Learning a New Skill

After spending years developing a skill, you take for granted the ease with which tasks using that skill are accomplished. Even the very toughest tasks cease to be a question of “if?” or “how?”. After you have become really good at something, the only significant question left is, “how much time will it take me to complete it?”.

I have spent many years programming, and I would like to think I have gotten pretty good at it. I have practically forgotten what it is like to look at a compiler or linker error and have no idea what it means, or how to fix it. Breaking complicated problems down in to smaller, solvable chunks is now routine.

Let me contrast that with the immense amount of effort and pain involved when I am trying to move a single point in 3D space to an aesthetically pleasing position. Or, if I am being honest, to move that 3D point at all! “Why is it moving that way?” “I didn’t select that!” “Woah, now where did it go??”

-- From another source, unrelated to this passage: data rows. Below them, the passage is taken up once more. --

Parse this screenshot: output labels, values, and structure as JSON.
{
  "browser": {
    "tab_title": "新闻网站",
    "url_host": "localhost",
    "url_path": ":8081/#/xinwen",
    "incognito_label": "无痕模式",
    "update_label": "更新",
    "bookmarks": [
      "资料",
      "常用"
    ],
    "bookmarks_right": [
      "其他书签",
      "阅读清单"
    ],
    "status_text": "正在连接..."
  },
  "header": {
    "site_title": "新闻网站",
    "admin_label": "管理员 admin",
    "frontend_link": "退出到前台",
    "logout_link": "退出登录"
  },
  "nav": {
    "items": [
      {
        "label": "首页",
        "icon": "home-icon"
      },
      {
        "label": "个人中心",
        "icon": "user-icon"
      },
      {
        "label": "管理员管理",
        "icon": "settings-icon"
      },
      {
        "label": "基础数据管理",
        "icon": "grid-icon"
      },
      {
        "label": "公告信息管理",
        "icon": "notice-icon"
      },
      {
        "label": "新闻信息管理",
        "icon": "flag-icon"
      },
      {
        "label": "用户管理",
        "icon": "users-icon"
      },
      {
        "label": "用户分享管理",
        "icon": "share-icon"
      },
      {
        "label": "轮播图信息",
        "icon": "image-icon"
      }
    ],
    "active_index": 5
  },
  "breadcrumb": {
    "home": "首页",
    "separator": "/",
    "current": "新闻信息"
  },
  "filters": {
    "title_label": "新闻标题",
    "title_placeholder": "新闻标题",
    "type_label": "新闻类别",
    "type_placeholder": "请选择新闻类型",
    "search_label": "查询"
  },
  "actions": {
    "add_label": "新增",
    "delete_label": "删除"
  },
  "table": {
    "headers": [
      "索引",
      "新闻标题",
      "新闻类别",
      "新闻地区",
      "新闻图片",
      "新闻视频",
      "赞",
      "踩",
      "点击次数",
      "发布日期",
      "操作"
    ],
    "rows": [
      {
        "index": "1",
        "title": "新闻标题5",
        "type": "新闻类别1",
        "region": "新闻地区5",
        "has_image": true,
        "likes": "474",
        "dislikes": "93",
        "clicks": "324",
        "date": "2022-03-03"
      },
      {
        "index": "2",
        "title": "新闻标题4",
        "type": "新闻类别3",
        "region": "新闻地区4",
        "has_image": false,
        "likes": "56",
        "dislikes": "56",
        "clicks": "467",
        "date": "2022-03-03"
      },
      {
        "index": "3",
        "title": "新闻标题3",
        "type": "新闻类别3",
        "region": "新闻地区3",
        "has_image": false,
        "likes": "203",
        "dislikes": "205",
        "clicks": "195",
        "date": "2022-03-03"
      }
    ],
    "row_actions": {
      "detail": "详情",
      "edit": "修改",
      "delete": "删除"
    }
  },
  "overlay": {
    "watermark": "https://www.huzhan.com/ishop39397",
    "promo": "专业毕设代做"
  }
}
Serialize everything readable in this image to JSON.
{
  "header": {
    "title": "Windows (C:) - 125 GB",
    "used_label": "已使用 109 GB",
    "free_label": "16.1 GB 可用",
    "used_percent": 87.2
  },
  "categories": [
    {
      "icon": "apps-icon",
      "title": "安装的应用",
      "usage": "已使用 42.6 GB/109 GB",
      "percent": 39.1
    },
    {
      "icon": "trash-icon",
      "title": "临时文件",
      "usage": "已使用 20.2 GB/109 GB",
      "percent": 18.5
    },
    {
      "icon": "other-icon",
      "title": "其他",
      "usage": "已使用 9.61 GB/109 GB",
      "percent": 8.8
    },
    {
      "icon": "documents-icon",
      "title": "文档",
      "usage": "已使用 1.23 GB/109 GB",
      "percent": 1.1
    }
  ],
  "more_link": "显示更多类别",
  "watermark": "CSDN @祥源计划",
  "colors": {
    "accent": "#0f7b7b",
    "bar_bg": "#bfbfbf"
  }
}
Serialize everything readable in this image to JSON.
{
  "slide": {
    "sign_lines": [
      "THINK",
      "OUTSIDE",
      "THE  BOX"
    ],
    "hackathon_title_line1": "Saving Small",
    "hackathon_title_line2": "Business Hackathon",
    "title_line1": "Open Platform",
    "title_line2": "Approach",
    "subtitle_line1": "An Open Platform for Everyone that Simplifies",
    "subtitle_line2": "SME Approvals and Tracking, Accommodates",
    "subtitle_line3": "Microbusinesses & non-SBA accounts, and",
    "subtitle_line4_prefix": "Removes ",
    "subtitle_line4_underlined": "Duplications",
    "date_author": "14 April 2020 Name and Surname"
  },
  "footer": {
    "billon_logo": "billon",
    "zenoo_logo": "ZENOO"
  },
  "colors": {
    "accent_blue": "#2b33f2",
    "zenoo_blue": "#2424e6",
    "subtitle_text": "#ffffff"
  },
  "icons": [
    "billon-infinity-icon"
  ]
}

I don’t think it is much of an exaggeration to say that it might take me less time to build some of these models for real than it takes for me to model them. However, I am seeing slow and steady improvement. And, with that improvement, I now present to you this anatomically-correct milk jug.